The answer is then to replace these people and their multiplicity of views with a single, syndicated columnist.
That, anyway, has been the case with wine columnists contracted in New Zealand to write for regional newspapers owned by the Australian-owned Fairfax group.
I was one of them.
Our replacement is John Saker wine editor of Fairfax's flagship lifestyle magazine in New Zealand, who now writes a fortnightly one-size-fits-all column for the group's six regional newspapers (on alternate weeks the space is filled with a beer column)..
John is a good bloke and an accomplished writer, but he, or anyone else placed in the same position, can never match the diversity of opinion or the local/regional content provided for readers of the various newspapers under the old arrangement.
A pity. But I guess we must also face the other reality faced today by newspapers. And that is the challenge posed by the electronic media which allows me to communicate with you like this.
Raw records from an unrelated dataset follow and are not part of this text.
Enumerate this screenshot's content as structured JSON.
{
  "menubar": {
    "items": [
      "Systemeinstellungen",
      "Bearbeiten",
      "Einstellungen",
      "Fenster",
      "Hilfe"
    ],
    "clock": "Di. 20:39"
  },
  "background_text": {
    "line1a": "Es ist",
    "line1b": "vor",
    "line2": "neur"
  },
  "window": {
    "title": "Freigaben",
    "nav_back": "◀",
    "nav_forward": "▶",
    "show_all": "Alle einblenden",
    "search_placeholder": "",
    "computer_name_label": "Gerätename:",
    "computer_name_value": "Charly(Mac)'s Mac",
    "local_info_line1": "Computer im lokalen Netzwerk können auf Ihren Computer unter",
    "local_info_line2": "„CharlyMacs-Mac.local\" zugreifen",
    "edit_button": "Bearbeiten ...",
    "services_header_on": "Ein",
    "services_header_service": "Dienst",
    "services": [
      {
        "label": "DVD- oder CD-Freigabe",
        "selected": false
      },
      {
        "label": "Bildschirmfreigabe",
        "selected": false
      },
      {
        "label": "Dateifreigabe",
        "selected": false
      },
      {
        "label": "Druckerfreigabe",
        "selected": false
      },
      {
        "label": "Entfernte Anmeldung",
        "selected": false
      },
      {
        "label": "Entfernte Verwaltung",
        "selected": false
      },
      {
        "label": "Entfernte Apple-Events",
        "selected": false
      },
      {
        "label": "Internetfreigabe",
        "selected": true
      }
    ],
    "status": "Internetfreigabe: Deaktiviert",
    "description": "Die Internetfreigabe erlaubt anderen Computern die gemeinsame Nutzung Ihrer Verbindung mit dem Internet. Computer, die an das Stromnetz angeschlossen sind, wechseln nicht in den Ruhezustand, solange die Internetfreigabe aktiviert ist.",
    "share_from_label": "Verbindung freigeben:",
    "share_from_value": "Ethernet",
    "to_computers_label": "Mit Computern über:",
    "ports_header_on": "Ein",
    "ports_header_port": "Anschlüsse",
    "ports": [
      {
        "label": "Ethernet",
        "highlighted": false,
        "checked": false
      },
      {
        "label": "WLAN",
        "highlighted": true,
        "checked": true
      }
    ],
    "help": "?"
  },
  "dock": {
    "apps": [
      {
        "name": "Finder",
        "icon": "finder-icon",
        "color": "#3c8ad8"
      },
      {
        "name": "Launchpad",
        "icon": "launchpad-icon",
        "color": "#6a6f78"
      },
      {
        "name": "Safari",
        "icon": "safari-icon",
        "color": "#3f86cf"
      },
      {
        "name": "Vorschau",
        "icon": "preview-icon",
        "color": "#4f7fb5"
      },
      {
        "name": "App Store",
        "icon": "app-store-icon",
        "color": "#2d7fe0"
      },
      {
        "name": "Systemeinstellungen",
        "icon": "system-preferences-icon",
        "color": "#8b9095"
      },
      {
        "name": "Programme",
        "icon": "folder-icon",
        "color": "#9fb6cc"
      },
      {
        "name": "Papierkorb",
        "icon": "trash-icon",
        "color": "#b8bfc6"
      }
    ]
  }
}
In a sense then I owe a debt of gratitude to the dreaded accountants and to the industry to which I gave so many years, for making me face the reality of today, and the future.
Apart from my method of communication, nothing will change.
I will continue to write in a way that everyone can understand and to shoot from the lip.
I hope you will enjoy it.
Talking of reinvention
Also born-again is the Left Field range of wines from Te Awa, taken over in 2012 by Villa Maria. Now part of the Te Awa Collection, which includes Kidnapper Cliffs, the range has been extended to include wines grown in regions other than Hawke's Bay. Each of the varietals (a sauvignon blanc, pinot gris, pinot noir, rose, chardonnay and merlot) are individually named for the various quirky creatures that now adorn their labels.
Best of the bunch: Fresh and fruity, lightly creamed Lizard Fish (pictured)
Hawke's Bay chardonnay and the soft, berried, cherried Flamingo Recluse
Marlborough pinot noir. Retail $17.95 but $14.99 is some supermarkets.